[Your assignment]: Every entry below should be written out exactly, and no image should appear.

===== Materials provided

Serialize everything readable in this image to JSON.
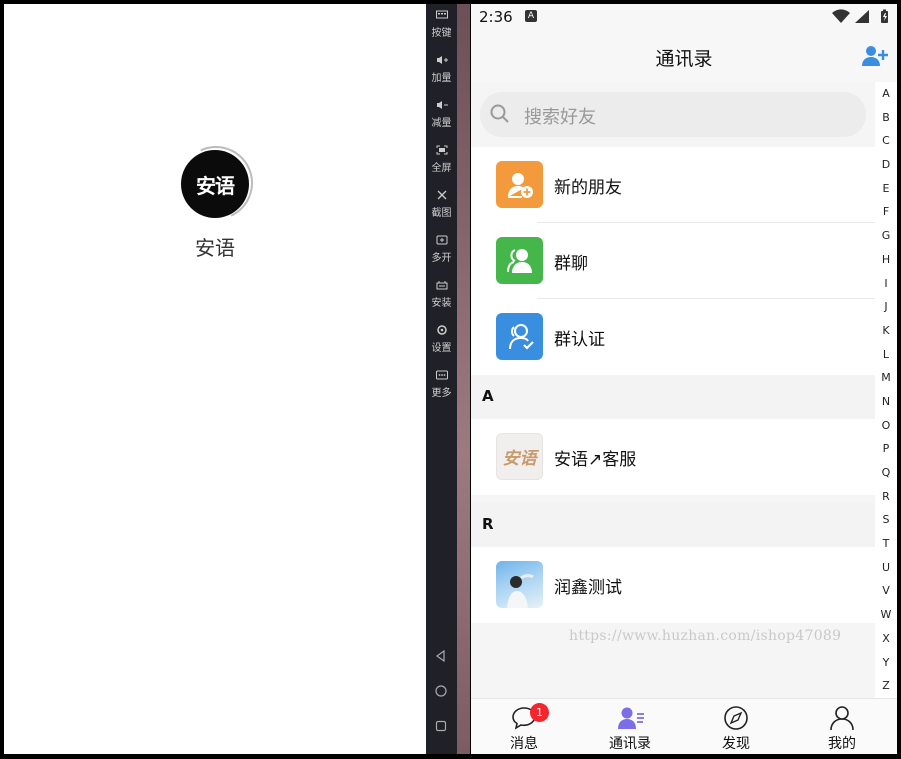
{
  "launcher": {
    "app_name": "安语",
    "logo_text": "安语"
  },
  "emulator_toolbar": {
    "items": [
      {
        "label": "按键",
        "icon": "keyboard-icon"
      },
      {
        "label": "加量",
        "icon": "volume-up-icon"
      },
      {
        "label": "减量",
        "icon": "volume-down-icon"
      },
      {
        "label": "全屏",
        "icon": "fullscreen-icon"
      },
      {
        "label": "截图",
        "icon": "scissors-icon"
      },
      {
        "label": "多开",
        "icon": "multi-instance-icon"
      },
      {
        "label": "安装",
        "icon": "install-icon"
      },
      {
        "label": "设置",
        "icon": "gear-icon"
      },
      {
        "label": "更多",
        "icon": "more-icon"
      }
    ]
  },
  "status_bar": {
    "time": "2:36",
    "notification_letter": "A"
  },
  "header": {
    "title": "通讯录"
  },
  "search": {
    "placeholder": "搜索好友"
  },
  "functions": [
    {
      "label": "新的朋友",
      "color": "#f39a3c",
      "icon": "new-friend-icon"
    },
    {
      "label": "群聊",
      "color": "#45b649",
      "icon": "group-chat-icon"
    },
    {
      "label": "群认证",
      "color": "#3a8ee0",
      "icon": "group-verify-icon"
    }
  ],
  "sections": [
    {
      "letter": "A",
      "contacts": [
        {
          "name": "安语↗客服",
          "avatar_text": "安语"
        }
      ]
    },
    {
      "letter": "R",
      "contacts": [
        {
          "name": "润鑫测试"
        }
      ]
    }
  ],
  "watermark": "https://www.huzhan.com/ishop47089",
  "alphabet": [
    "A",
    "B",
    "C",
    "D",
    "E",
    "F",
    "G",
    "H",
    "I",
    "J",
    "K",
    "L",
    "M",
    "N",
    "O",
    "P",
    "Q",
    "R",
    "S",
    "T",
    "U",
    "V",
    "W",
    "X",
    "Y",
    "Z"
  ],
  "tabs": [
    {
      "label": "消息",
      "icon": "chat-bubble-icon",
      "badge": "1"
    },
    {
      "label": "通讯录",
      "icon": "contacts-icon"
    },
    {
      "label": "发现",
      "icon": "compass-icon"
    },
    {
      "label": "我的",
      "icon": "user-icon"
    }
  ],
  "colors": {
    "accent": "#7b6ee6",
    "badge": "#f3262d"
  }
}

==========

[Answer box]:
Serialize everything readable in this image to JSON.
{
  "launcher": {
    "app_name": "安语",
    "logo_text": "安语"
  },
  "emulator_toolbar": {
    "items": [
      {
        "label": "按键",
        "icon": "keyboard-icon"
      },
      {
        "label": "加量",
        "icon": "volume-up-icon"
      },
      {
        "label": "减量",
        "icon": "volume-down-icon"
      },
      {
        "label": "全屏",
        "icon": "fullscreen-icon"
      },
      {
        "label": "截图",
        "icon": "scissors-icon"
      },
      {
        "label": "多开",
        "icon": "multi-instance-icon"
      },
      {
        "label": "安装",
        "icon": "install-icon"
      },
      {
        "label": "设置",
        "icon": "gear-icon"
      },
      {
        "label": "更多",
        "icon": "more-icon"
      }
    ]
  },
  "status_bar": {
    "time": "2:36",
    "notification_letter": "A"
  },
  "header": {
    "title": "通讯录"
  },
  "search": {
    "placeholder": "搜索好友"
  },
  "functions": [
    {
      "label": "新的朋友",
      "color": "#f39a3c",
      "icon": "new-friend-icon"
    },
    {
      "label": "群聊",
      "color": "#45b649",
      "icon": "group-chat-icon"
    },
    {
      "label": "群认证",
      "color": "#3a8ee0",
      "icon": "group-verify-icon"
    }
  ],
  "sections": [
    {
      "letter": "A",
      "contacts": [
        {
          "name": "安语↗客服",
          "avatar_text": "安语"
        }
      ]
    },
    {
      "letter": "R",
      "contacts": [
        {
          "name": "润鑫测试"
        }
      ]
    }
  ],
  "watermark": "https://www.huzhan.com/ishop47089",
  "alphabet": [
    "A",
    "B",
    "C",
    "D",
    "E",
    "F",
    "G",
    "H",
    "I",
    "J",
    "K",
    "L",
    "M",
    "N",
    "O",
    "P",
    "Q",
    "R",
    "S",
    "T",
    "U",
    "V",
    "W",
    "X",
    "Y",
    "Z"
  ],
  "tabs": [
    {
      "label": "消息",
      "icon": "chat-bubble-icon",
      "badge": "1"
    },
    {
      "label": "通讯录",
      "icon": "contacts-icon"
    },
    {
      "label": "发现",
      "icon": "compass-icon"
    },
    {
      "label": "我的",
      "icon": "user-icon"
    }
  ],
  "colors": {
    "accent": "#7b6ee6",
    "badge": "#f3262d"
  }
}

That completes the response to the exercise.